### YOUR ASSIGNMENT
All of the records below need to be copied exactly.

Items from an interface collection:
══════

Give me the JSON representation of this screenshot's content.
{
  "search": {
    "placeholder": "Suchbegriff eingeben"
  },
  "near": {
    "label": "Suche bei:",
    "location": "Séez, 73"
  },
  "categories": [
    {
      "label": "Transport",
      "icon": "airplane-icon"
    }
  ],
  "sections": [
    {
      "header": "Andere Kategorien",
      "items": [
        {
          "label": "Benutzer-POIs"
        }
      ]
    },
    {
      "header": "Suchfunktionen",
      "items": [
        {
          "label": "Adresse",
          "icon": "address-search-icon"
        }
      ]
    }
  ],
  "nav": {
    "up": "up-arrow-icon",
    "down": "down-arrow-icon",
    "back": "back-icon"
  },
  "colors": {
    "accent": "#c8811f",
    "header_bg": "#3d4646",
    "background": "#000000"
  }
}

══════

### YOUR RESPONSE
Give me the JSON representation of this screenshot's content.
{
  "search": {
    "placeholder": "Suchbegriff eingeben"
  },
  "near": {
    "label": "Suche bei:",
    "location": "Séez, 73"
  },
  "categories": [
    {
      "label": "Transport",
      "icon": "airplane-icon"
    }
  ],
  "sections": [
    {
      "header": "Andere Kategorien",
      "items": [
        {
          "label": "Benutzer-POIs"
        }
      ]
    },
    {
      "header": "Suchfunktionen",
      "items": [
        {
          "label": "Adresse",
          "icon": "address-search-icon"
        }
      ]
    }
  ],
  "nav": {
    "up": "up-arrow-icon",
    "down": "down-arrow-icon",
    "back": "back-icon"
  },
  "colors": {
    "accent": "#c8811f",
    "header_bg": "#3d4646",
    "background": "#000000"
  }
}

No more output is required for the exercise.